Since there aren’t enough hours in a day to cover all the necessary real-world miles that autonomous cars need in order to learn to drive themselves, developers are also relying on Grand Theft Auto V.
And no, it’s not because of Trevor’s antics or Michael’s self-righteous attitude or Franklin’s swagger. It’s simply because this video game has been chosen as a suitable simulation platform by researchers and engineers, looking to teach cars how to respond to different scenarios.
“Just relying on data from the roads is not practical,” said Davide Bacchet, in charge of the simulation effort for Nio, a startup looking to launch an autonomous electric car in the US by the year 2020.
“With simulation, you can run the same scenario over and over again for infinite times, then test it again.”
According to Autonews, researchers are now deriving algorithms from GTA 5 software that’s been tweaked for use in the fast-expanding self-driving sector. In fact, GTA 5 offers approximately 262 types of vehicles, over 1,000 different unpredictable pedestrians and animals, 14 weather conditions and countless bridges, traffic signals, intersections and quite a few tunnels as well.
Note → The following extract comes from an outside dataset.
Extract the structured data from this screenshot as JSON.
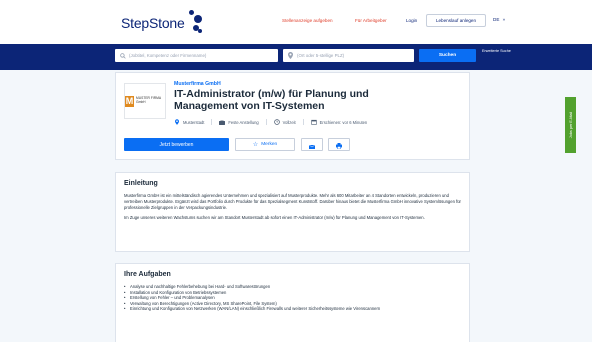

It may not be a perfect substitute for the real thing, but the city of Los Santos still makes for the “richest virtual environment that we could extract data from,” stated Alain Kornhauser, a Princeton University professor who advises the Princeton Autonomous Vehicle Engineering team.